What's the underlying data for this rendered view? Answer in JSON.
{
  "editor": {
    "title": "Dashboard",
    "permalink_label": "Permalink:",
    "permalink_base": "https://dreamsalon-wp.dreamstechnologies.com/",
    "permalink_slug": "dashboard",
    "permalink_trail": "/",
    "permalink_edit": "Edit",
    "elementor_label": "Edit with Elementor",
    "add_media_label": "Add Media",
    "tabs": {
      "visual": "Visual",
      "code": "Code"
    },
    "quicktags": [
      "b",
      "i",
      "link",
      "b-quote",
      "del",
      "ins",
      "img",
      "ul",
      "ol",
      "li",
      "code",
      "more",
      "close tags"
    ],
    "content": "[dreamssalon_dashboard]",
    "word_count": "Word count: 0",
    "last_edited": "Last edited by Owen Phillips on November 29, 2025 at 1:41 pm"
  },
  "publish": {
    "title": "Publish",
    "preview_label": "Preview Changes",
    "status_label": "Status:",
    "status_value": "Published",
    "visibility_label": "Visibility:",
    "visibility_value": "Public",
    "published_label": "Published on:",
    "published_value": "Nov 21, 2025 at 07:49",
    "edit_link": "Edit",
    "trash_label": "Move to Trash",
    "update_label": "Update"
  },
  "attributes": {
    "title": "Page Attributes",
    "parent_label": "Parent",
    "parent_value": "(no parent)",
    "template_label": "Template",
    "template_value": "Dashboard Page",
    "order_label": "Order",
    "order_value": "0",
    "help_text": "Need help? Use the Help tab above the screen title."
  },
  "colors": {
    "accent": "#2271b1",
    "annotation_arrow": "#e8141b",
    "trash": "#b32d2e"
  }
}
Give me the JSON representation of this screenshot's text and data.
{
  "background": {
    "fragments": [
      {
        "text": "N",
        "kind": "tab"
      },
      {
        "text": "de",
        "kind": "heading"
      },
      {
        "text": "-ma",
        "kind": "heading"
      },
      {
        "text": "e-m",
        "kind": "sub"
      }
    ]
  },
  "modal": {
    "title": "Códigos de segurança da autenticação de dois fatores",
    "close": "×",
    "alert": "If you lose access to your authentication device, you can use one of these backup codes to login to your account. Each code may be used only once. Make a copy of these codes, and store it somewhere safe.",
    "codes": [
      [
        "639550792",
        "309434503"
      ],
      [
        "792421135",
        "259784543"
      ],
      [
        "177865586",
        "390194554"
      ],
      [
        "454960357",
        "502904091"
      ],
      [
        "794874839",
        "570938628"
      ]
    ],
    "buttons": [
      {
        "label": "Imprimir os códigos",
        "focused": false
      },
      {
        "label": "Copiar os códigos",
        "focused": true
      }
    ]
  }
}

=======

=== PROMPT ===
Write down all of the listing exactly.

=== SOLUTION TO THE PROBLEM ===
What's the underlying data for this rendered view? Answer in JSON.
{
  "editor": {
    "title": "Dashboard",
    "permalink_label": "Permalink:",
    "permalink_base": "https://dreamsalon-wp.dreamstechnologies.com/",
    "permalink_slug": "dashboard",
    "permalink_trail": "/",
    "permalink_edit": "Edit",
    "elementor_label": "Edit with Elementor",
    "add_media_label": "Add Media",
    "tabs": {
      "visual": "Visual",
      "code": "Code"
    },
    "quicktags": [
      "b",
      "i",
      "link",
      "b-quote",
      "del",
      "ins",
      "img",
      "ul",
      "ol",
      "li",
      "code",
      "more",
      "close tags"
    ],
    "content": "[dreamssalon_dashboard]",
    "word_count": "Word count: 0",
    "last_edited": "Last edited by Owen Phillips on November 29, 2025 at 1:41 pm"
  },
  "publish": {
    "title": "Publish",
    "preview_label": "Preview Changes",
    "status_label": "Status:",
    "status_value": "Published",
    "visibility_label": "Visibility:",
    "visibility_value": "Public",
    "published_label": "Published on:",
    "published_value": "Nov 21, 2025 at 07:49",
    "edit_link": "Edit",
    "trash_label": "Move to Trash",
    "update_label": "Update"
  },
  "attributes": {
    "title": "Page Attributes",
    "parent_label": "Parent",
    "parent_value": "(no parent)",
    "template_label": "Template",
    "template_value": "Dashboard Page",
    "order_label": "Order",
    "order_value": "0",
    "help_text": "Need help? Use the Help tab above the screen title."
  },
  "colors": {
    "accent": "#2271b1",
    "annotation_arrow": "#e8141b",
    "trash": "#b32d2e"
  }
}
Give me the JSON representation of this screenshot's text and data.
{
  "background": {
    "fragments": [
      {
        "text": "N",
        "kind": "tab"
      },
      {
        "text": "de",
        "kind": "heading"
      },
      {
        "text": "-ma",
        "kind": "heading"
      },
      {
        "text": "e-m",
        "kind": "sub"
      }
    ]
  },
  "modal": {
    "title": "Códigos de segurança da autenticação de dois fatores",
    "close": "×",
    "alert": "If you lose access to your authentication device, you can use one of these backup codes to login to your account. Each code may be used only once. Make a copy of these codes, and store it somewhere safe.",
    "codes": [
      [
        "639550792",
        "309434503"
      ],
      [
        "792421135",
        "259784543"
      ],
      [
        "177865586",
        "390194554"
      ],
      [
        "454960357",
        "502904091"
      ],
      [
        "794874839",
        "570938628"
      ]
    ],
    "buttons": [
      {
        "label": "Imprimir os códigos",
        "focused": false
      },
      {
        "label": "Copiar os códigos",
        "focused": true
      }
    ]
  }
}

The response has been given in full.